by Barbara Black

Researchers have done well this year in the annual bid for grants from the Natural Science and Engineering Research Council.

Overall at Concordia, the total number of new NSERC awards increased from 56 to 61, with a total value of more than $6.2M compared to about $4.5M last year, extending over four years, an increase in value of about 39 per cent.

The Faculty of Arts and Science experienced a 35-per-cent rise in the number of NSERC grants this year, 23 compared to 17 last year, due in part to new faculty members applying for the first time. There was an 87-per-cent increase in the value of the awards ($1.35M to $2.5M) thanks in large part to a $518,120 major installation grant to professor of chemistry Ann English and nine colleagues.

The money will go towards the purchase of instrumentation for mass spectrometry, a powerful technique that can be used to identify unknown molecules and help characterize their structural and chemical properties. The ability to rapidly identify and characterize proteins and is critical to our ongoing study of genomics and proteomics.

English said the facilities will be shared by the Centre for Research in Molecular Modelling and the Centre for Structural and Functional Genomics.

Her collaborators are Paul Joyce, Heidi Muchall, Justin Powlowski, Cameron Skinner and Joanne Turnbull, all in the Department of Chemistry and Biochemistry, and Jack Kornblatt, Reginald Storms, Adrian Tsang and Luc Varin, of the Department of Biology.

The Faculty of Engineering and Computer Science received the same number of awards as last year, 37, to a value of $3.5 million, over four years, a 19-per-cent increase over last year. There are currently 87 NSERC recipients in the Faculty.

An NSERC University Faculty Award will enable the hiring of Paula Wood-Adams, currently an assistant professor at McGill. A specialist in the flow behaviour of molten polymers, Dr. Wood-Adams will join Concordia in two weeks, and start teaching in September.
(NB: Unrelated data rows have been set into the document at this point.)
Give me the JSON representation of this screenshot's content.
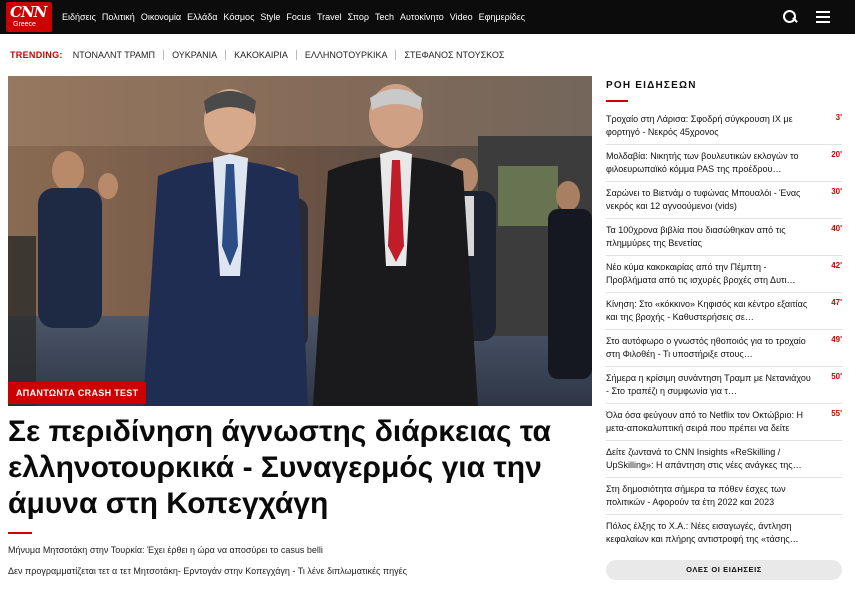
{
  "brand": {
    "logo_text": "CNN",
    "logo_sub": "Greece",
    "accent": "#cc0000"
  },
  "nav": [
    "Ειδήσεις",
    "Πολιτική",
    "Οικονομία",
    "Ελλάδα",
    "Κόσμος",
    "Style",
    "Focus",
    "Travel",
    "Σπορ",
    "Tech",
    "Αυτοκίνητο",
    "Video",
    "Εφημερίδες"
  ],
  "icons": {
    "search": "search-icon",
    "menu": "menu-icon"
  },
  "trending": {
    "label": "TRENDING:",
    "items": [
      "ΝΤΟΝΑΛΝΤ ΤΡΑΜΠ",
      "ΟΥΚΡΑΝΙΑ",
      "ΚΑΚΟΚΑΙΡΙΑ",
      "ΕΛΛΗΝΟΤΟΥΡΚΙΚΑ",
      "ΣΤΕΦΑΝΟΣ ΝΤΟΥΣΚΟΣ"
    ]
  },
  "hero": {
    "tag": "ΑΠΑΝΤΩΝΤΑ CRASH TEST",
    "headline": "Σε περιδίνηση άγνωστης διάρκειας τα ελληνοτουρκικά - Συναγερμός για την άμυνα στη Κοπεγχάγη",
    "related": [
      "Μήνυμα Μητσοτάκη στην Τουρκία: Έχει έρθει η ώρα να αποσύρει το casus belli",
      "Δεν προγραμματίζεται τετ α τετ Μητσοτάκη- Ερντογάν στην Κοπεγχάγη - Τι λένε διπλωματικές πηγές"
    ]
  },
  "sidebar": {
    "title": "ΡΟΗ ΕΙΔΗΣΕΩΝ",
    "items": [
      {
        "text": "Τροχαίο στη Λάρισα: Σφοδρή σύγκρουση ΙΧ με φορτηγό - Νεκρός 45χρονος",
        "time": "3'"
      },
      {
        "text": "Μολδαβία: Νικητής των βουλευτικών εκλογών το φιλοευρωπαϊκό κόμμα PAS της προέδρου…",
        "time": "20'"
      },
      {
        "text": "Σαρώνει το Βιετνάμ ο τυφώνας Μπουαλόι - Ένας νεκρός και 12 αγνοούμενοι (vids)",
        "time": "30'"
      },
      {
        "text": "Τα 100χρονα βιβλία που διασώθηκαν από τις πλημμύρες της Βενετίας",
        "time": "40'"
      },
      {
        "text": "Νέο κύμα κακοκαιρίας από την Πέμπτη - Προβλήματα από τις ισχυρές βροχές στη Δυτι…",
        "time": "42'"
      },
      {
        "text": "Κίνηση: Στο «κόκκινο» Κηφισός και κέντρο εξαιτίας και της βροχής - Καθυστερήσεις σε…",
        "time": "47'"
      },
      {
        "text": "Στο αυτόφωρο ο γνωστός ηθοποιός για το τροχαίο στη Φιλοθέη - Τι υποστήριξε στους…",
        "time": "49'"
      },
      {
        "text": "Σήμερα η κρίσιμη συνάντηση Τραμπ με Νετανιάχου - Στο τραπέζι η συμφωνία για τ…",
        "time": "50'"
      },
      {
        "text": "Όλα όσα φεύγουν από το Netflix τον Οκτώβριο: Η μετα-αποκαλυπτική σειρά που πρέπει να δείτε",
        "time": "55'"
      },
      {
        "text": "Δείτε ζωντανά το CNN Insights «ReSkilling / UpSkilling»: Η απάντηση στις νέες ανάγκες της…",
        "time": ""
      },
      {
        "text": "Στη δημοσιότητα σήμερα τα πόθεν έσχες των πολιτικών - Αφορούν τα έτη 2022 και 2023",
        "time": ""
      },
      {
        "text": "Πόλος έλξης το Χ.Α.: Νέες εισαγωγές, άντληση κεφαλαίων και πλήρης αντιστροφή της «τάσης…",
        "time": ""
      }
    ],
    "all_button": "ΟΛΕΣ ΟΙ ΕΙΔΗΣΕΙΣ"
  }
}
Her award is part of an NSERC program designed to increase the representation of women and aboriginal people in faculty positions in the natural sciences and engineering. The competition for this award was intense, with only a 52-per-cent success rate.

Dean Nabil Esmail was delighted to note that a number of the NSERC awards were to new professors, including Amnon H. Eden and Ahmed Seffah (Computer Science), Purnendu Sinha (Electrical/Computer), and Brandon Gordon and Ibrahim Hassan (Mechanical).